═════ Material provided ═════

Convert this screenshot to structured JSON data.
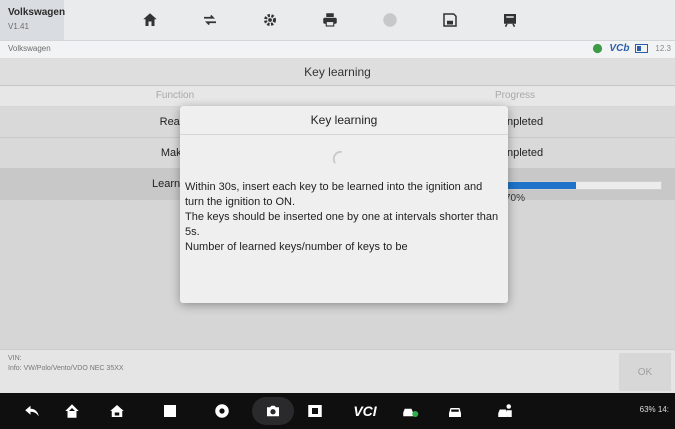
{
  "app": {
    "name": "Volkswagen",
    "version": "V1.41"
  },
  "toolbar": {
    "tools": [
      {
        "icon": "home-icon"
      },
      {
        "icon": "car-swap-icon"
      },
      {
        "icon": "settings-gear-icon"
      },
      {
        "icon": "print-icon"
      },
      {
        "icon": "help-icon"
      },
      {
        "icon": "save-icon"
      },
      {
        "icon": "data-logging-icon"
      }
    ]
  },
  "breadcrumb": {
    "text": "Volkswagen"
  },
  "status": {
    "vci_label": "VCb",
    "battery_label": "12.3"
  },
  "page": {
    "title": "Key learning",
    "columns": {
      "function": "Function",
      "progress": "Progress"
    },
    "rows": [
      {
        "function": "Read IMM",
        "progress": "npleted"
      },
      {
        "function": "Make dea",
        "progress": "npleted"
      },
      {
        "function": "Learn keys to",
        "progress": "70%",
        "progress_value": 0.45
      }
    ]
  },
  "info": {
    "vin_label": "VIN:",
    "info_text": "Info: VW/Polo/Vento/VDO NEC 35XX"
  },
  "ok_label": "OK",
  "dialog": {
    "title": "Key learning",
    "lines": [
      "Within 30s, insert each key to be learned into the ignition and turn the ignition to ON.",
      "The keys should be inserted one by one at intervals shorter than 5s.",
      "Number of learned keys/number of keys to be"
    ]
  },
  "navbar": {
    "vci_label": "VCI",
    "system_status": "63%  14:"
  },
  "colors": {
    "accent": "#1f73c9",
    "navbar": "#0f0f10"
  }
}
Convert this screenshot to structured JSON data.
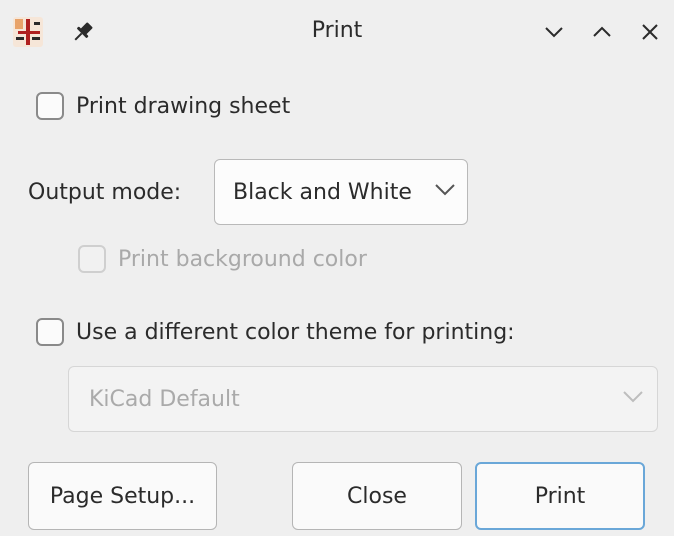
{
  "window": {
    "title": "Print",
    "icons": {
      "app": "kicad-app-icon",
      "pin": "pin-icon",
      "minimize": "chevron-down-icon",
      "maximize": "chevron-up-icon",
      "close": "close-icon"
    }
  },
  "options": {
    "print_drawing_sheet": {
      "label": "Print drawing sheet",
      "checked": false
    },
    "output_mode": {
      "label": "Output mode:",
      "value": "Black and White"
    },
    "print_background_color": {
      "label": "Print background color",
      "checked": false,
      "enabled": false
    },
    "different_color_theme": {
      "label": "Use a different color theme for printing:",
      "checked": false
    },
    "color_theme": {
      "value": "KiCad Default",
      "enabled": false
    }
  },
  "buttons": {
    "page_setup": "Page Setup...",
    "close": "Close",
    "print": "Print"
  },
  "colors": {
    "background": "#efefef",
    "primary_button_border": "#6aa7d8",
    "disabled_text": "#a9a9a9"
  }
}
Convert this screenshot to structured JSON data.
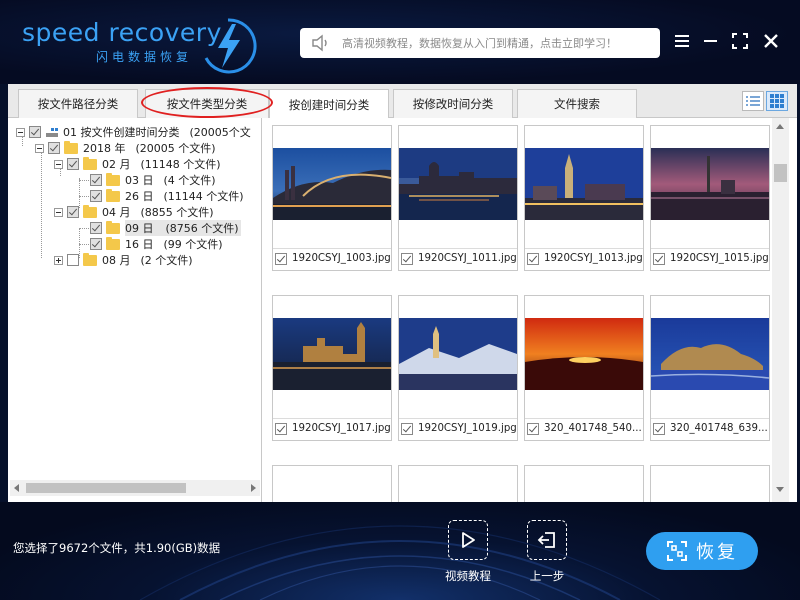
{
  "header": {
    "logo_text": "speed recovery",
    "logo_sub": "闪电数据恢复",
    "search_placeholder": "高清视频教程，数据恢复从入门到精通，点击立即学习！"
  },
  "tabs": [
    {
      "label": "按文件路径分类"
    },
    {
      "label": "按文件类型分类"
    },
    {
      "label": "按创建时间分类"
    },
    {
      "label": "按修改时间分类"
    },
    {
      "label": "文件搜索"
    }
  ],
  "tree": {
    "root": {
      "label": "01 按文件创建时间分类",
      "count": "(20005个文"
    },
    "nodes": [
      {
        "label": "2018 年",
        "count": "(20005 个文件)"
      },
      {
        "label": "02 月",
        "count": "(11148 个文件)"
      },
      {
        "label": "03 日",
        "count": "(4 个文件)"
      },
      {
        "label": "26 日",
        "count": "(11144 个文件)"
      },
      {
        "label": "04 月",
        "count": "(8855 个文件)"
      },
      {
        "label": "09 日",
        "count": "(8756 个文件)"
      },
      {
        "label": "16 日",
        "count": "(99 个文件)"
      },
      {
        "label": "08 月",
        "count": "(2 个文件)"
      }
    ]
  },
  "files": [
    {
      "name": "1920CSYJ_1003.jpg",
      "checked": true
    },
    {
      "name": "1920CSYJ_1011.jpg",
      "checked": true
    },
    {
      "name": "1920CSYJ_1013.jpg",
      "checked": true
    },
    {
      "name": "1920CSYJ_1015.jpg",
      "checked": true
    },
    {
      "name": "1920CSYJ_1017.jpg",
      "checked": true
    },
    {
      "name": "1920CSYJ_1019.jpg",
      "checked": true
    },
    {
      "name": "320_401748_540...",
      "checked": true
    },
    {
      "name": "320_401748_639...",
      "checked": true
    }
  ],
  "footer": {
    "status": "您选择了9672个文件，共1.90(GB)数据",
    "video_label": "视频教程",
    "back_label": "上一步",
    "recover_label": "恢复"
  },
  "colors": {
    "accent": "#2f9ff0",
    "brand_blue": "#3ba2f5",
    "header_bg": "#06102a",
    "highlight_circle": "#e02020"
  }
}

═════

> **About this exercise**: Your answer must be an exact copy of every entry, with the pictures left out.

> **Completed exercise**:
Convert this screenshot to structured JSON data.
{
  "app": {
    "name": "Volkswagen",
    "version": "V1.41"
  },
  "toolbar": {
    "tools": [
      {
        "icon": "home-icon"
      },
      {
        "icon": "car-swap-icon"
      },
      {
        "icon": "settings-gear-icon"
      },
      {
        "icon": "print-icon"
      },
      {
        "icon": "help-icon"
      },
      {
        "icon": "save-icon"
      },
      {
        "icon": "data-logging-icon"
      }
    ]
  },
  "breadcrumb": {
    "text": "Volkswagen"
  },
  "status": {
    "vci_label": "VCb",
    "battery_label": "12.3"
  },
  "page": {
    "title": "Key learning",
    "columns": {
      "function": "Function",
      "progress": "Progress"
    },
    "rows": [
      {
        "function": "Read IMM",
        "progress": "npleted"
      },
      {
        "function": "Make dea",
        "progress": "npleted"
      },
      {
        "function": "Learn keys to",
        "progress": "70%",
        "progress_value": 0.45
      }
    ]
  },
  "info": {
    "vin_label": "VIN:",
    "info_text": "Info: VW/Polo/Vento/VDO NEC 35XX"
  },
  "ok_label": "OK",
  "dialog": {
    "title": "Key learning",
    "lines": [
      "Within 30s, insert each key to be learned into the ignition and turn the ignition to ON.",
      "The keys should be inserted one by one at intervals shorter than 5s.",
      "Number of learned keys/number of keys to be"
    ]
  },
  "navbar": {
    "vci_label": "VCI",
    "system_status": "63%  14:"
  },
  "colors": {
    "accent": "#1f73c9",
    "navbar": "#0f0f10"
  }
}
Convert this screenshot to structured JSON data.
{
  "window": {
    "title": "Print",
    "icons": {
      "app": "kicad-app-icon",
      "pin": "pin-icon",
      "minimize": "chevron-down-icon",
      "maximize": "chevron-up-icon",
      "close": "close-icon"
    }
  },
  "options": {
    "print_drawing_sheet": {
      "label": "Print drawing sheet",
      "checked": false
    },
    "output_mode": {
      "label": "Output mode:",
      "value": "Black and White"
    },
    "print_background_color": {
      "label": "Print background color",
      "checked": false,
      "enabled": false
    },
    "different_color_theme": {
      "label": "Use a different color theme for printing:",
      "checked": false
    },
    "color_theme": {
      "value": "KiCad Default",
      "enabled": false
    }
  },
  "buttons": {
    "page_setup": "Page Setup...",
    "close": "Close",
    "print": "Print"
  },
  "colors": {
    "background": "#efefef",
    "primary_button_border": "#6aa7d8",
    "disabled_text": "#a9a9a9"
  }
}
Convert this screenshot to structured JSON data.
{
  "header": {
    "logo_text": "speed recovery",
    "logo_sub": "闪电数据恢复",
    "search_placeholder": "高清视频教程，数据恢复从入门到精通，点击立即学习！"
  },
  "tabs": [
    {
      "label": "按文件路径分类"
    },
    {
      "label": "按文件类型分类"
    },
    {
      "label": "按创建时间分类"
    },
    {
      "label": "按修改时间分类"
    },
    {
      "label": "文件搜索"
    }
  ],
  "tree": {
    "root": {
      "label": "01 按文件创建时间分类",
      "count": "(20005个文"
    },
    "nodes": [
      {
        "label": "2018 年",
        "count": "(20005 个文件)"
      },
      {
        "label": "02 月",
        "count": "(11148 个文件)"
      },
      {
        "label": "03 日",
        "count": "(4 个文件)"
      },
      {
        "label": "26 日",
        "count": "(11144 个文件)"
      },
      {
        "label": "04 月",
        "count": "(8855 个文件)"
      },
      {
        "label": "09 日",
        "count": "(8756 个文件)"
      },
      {
        "label": "16 日",
        "count": "(99 个文件)"
      },
      {
        "label": "08 月",
        "count": "(2 个文件)"
      }
    ]
  },
  "files": [
    {
      "name": "1920CSYJ_1003.jpg",
      "checked": true
    },
    {
      "name": "1920CSYJ_1011.jpg",
      "checked": true
    },
    {
      "name": "1920CSYJ_1013.jpg",
      "checked": true
    },
    {
      "name": "1920CSYJ_1015.jpg",
      "checked": true
    },
    {
      "name": "1920CSYJ_1017.jpg",
      "checked": true
    },
    {
      "name": "1920CSYJ_1019.jpg",
      "checked": true
    },
    {
      "name": "320_401748_540...",
      "checked": true
    },
    {
      "name": "320_401748_639...",
      "checked": true
    }
  ],
  "footer": {
    "status": "您选择了9672个文件，共1.90(GB)数据",
    "video_label": "视频教程",
    "back_label": "上一步",
    "recover_label": "恢复"
  },
  "colors": {
    "accent": "#2f9ff0",
    "brand_blue": "#3ba2f5",
    "header_bg": "#06102a",
    "highlight_circle": "#e02020"
  }
}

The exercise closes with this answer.